The National Day of Prayer is always the first Thursday in May. There is a long history of presidents proclaiming such a day of prayer, going back to the beginning of this country. In 1775 the Continental Congress set aside time for prayer, setting the precedent of such proclamations.
Harry Truman signed the bill in 1952 which officially designated the Day of Prayer, and Ronald Reagan determined the date in May. Since 1972 there has been a standing committee to coordinate events on this day.
Saint Paul, in the thirteenth chapter of Romans, calls on Christians to pray for those who are in positions of authority. This truly fulfills the commandment that we honor those placed above us. How can we speak ill of someone for whom we have prayed? How can we help but show respect for those for whom we have asked our heavenly Father to bless with wisdom and health.
In honor of this day of prayer, we pray the prayer our first president published in 1783.
Washington’s Prayer for the Nation
Almighty God, we make our earnest prayer that Thou wilt keep the United States in Thy holy protection, that Thou wilt incline the hearts of the citizens to cultivate a spirit of subordination and obedience to government, and entertain a brotherly affection and love for one another and for their fellow citizens of the United States at large.
And Finally that Thou wilt most graciously be pleased to dispose us all to do justice, to love mercy, and to demean ourselves with that charity, humility, and pacific temper of mind which were the characteristics of the Divine Author of our blessed religion, and without an humble imitation of whose example in these things, we can never hope to be a happy nation.
Grant our supplication, be beseech Thee, through Jesus Christ our Lord. Amen.
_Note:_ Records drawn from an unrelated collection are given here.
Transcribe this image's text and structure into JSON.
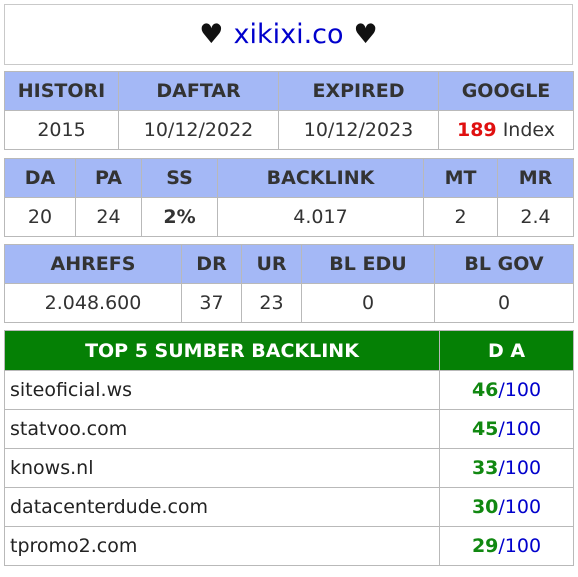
{
  "title": {
    "left_heart": "♥",
    "domain": "xikixi.co",
    "right_heart": "♥"
  },
  "table1": {
    "headers": [
      "HISTORI",
      "DAFTAR",
      "EXPIRED",
      "GOOGLE"
    ],
    "values": [
      "2015",
      "10/12/2022",
      "10/12/2023"
    ],
    "google_count": "189",
    "google_suffix": "Index"
  },
  "table2": {
    "headers": [
      "DA",
      "PA",
      "SS",
      "BACKLINK",
      "MT",
      "MR"
    ],
    "values": [
      "20",
      "24",
      "2%",
      "4.017",
      "2",
      "2.4"
    ]
  },
  "table3": {
    "headers": [
      "AHREFS",
      "DR",
      "UR",
      "BL EDU",
      "BL GOV"
    ],
    "values": [
      "2.048.600",
      "37",
      "23",
      "0",
      "0"
    ]
  },
  "backlinks": {
    "header_source": "TOP 5 SUMBER BACKLINK",
    "header_da": "D A",
    "rows": [
      {
        "site": "siteoficial.ws",
        "da": "46",
        "max": "/100"
      },
      {
        "site": "statvoo.com",
        "da": "45",
        "max": "/100"
      },
      {
        "site": "knows.nl",
        "da": "33",
        "max": "/100"
      },
      {
        "site": "datacenterdude.com",
        "da": "30",
        "max": "/100"
      },
      {
        "site": "tpromo2.com",
        "da": "29",
        "max": "/100"
      }
    ]
  },
  "colors": {
    "header_blue": "#a4b8f6",
    "header_green": "#058005",
    "domain_blue": "#0000cc",
    "accent_red": "#e01010",
    "accent_green": "#118811"
  }
}
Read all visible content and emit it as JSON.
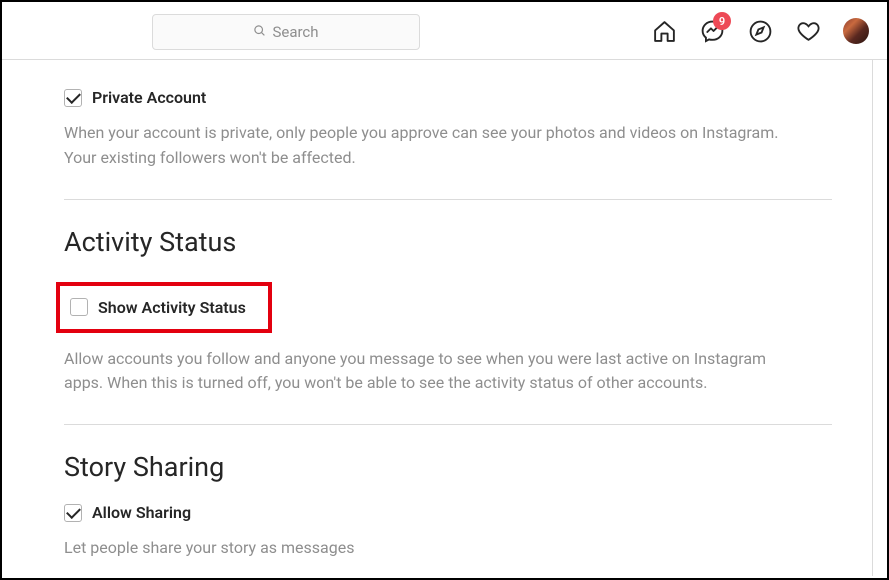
{
  "header": {
    "search_placeholder": "Search",
    "messenger_badge": "9"
  },
  "sections": {
    "private": {
      "checkbox_label": "Private Account",
      "description": "When your account is private, only people you approve can see your photos and videos on Instagram. Your existing followers won't be affected."
    },
    "activity": {
      "heading": "Activity Status",
      "checkbox_label": "Show Activity Status",
      "description": "Allow accounts you follow and anyone you message to see when you were last active on Instagram apps. When this is turned off, you won't be able to see the activity status of other accounts."
    },
    "story": {
      "heading": "Story Sharing",
      "checkbox_label": "Allow Sharing",
      "description": "Let people share your story as messages"
    }
  }
}
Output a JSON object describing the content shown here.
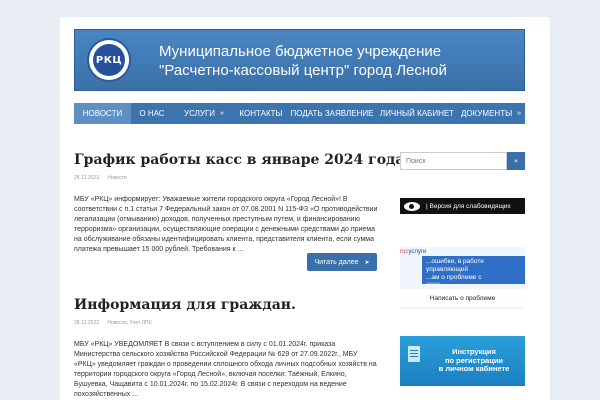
{
  "header": {
    "logo_text": "РКЦ",
    "title_line1": "Муниципальное бюджетное учреждение",
    "title_line2": "\"Расчетно-кассовый центр\" город Лесной"
  },
  "nav": {
    "items": [
      {
        "label": "НОВОСТИ",
        "active": true
      },
      {
        "label": "О НАС"
      },
      {
        "label": "УСЛУГИ",
        "dropdown": "»"
      },
      {
        "label": "КОНТАКТЫ"
      },
      {
        "label": "ПОДАТЬ ЗАЯВЛЕНИЕ"
      },
      {
        "label": "ЛИЧНЫЙ КАБИНЕТ"
      },
      {
        "label": "ДОКУМЕНТЫ",
        "dropdown": "»"
      }
    ]
  },
  "posts": [
    {
      "title": "График работы касс в январе 2024 года",
      "date": "28.12.2023",
      "categories": "Новости",
      "excerpt": "МБУ «РКЦ» информирует: Уважаемые жители городского округа «Город Лесной»! В соответствии с п.1 статьи 7 Федеральный закон от 07.08.2001 N 115-ФЗ «О противодействии легализации (отмыванию) доходов, полученных преступным путем, и финансированию терроризма» организации, осуществляющие операции с денежными средствами до приема на обслуживание обязаны идентифицировать клиента, представителя клиента, если сумма платежа превышает 15 000 рублей. Требования к ...",
      "read_more": "Читать далее",
      "read_more_icon": "➤"
    },
    {
      "title": "Информация для граждан.",
      "date": "28.12.2023",
      "categories": "Новости, Учет ЛПХ",
      "excerpt": "МБУ «РКЦ» УВЕДОМЛЯЕТ В связи с вступлением в силу с 01.01.2024г. приказа Министерства сельского хозяйства Российской Федерации № 629 от 27.09.2022г., МБУ «РКЦ» уведомляет граждан о проведении сплошного обхода личных подсобных хозяйств на территории городского округа «Город Лесной», включая поселки: Таёжный, Елкино, Бушуевка, Чащавита с 10.01.2024г. по 15.02.2024г. В связи с переходом на ведение похозяйственных ..."
    }
  ],
  "sidebar": {
    "search_placeholder": "Поиск",
    "search_icon": "»",
    "accessibility_label": "| Версия для слабовидящих",
    "gos_logo_part1": "гос",
    "gos_logo_part2": "услуги",
    "gos_popup_line1": "...ошибки, в работе управляющей",
    "gos_popup_line2": "...ам о проблеме с",
    "gos_popup_line3": "ЖКХ",
    "gos_button": "Написать о проблеме",
    "banner_line1": "Инструкция",
    "banner_line2": "по регистрации",
    "banner_line3": "в личном кабинете"
  },
  "colors": {
    "header_bg": "#3a70aa",
    "nav_bg": "#3c74b0",
    "nav_active": "#5e90c4",
    "button_bg": "#3a70aa",
    "page_bg": "#e9eef5"
  }
}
The text reproduced here is from the 1942 Hymnal for Soldiers and Sailors published by the Government Printing Office.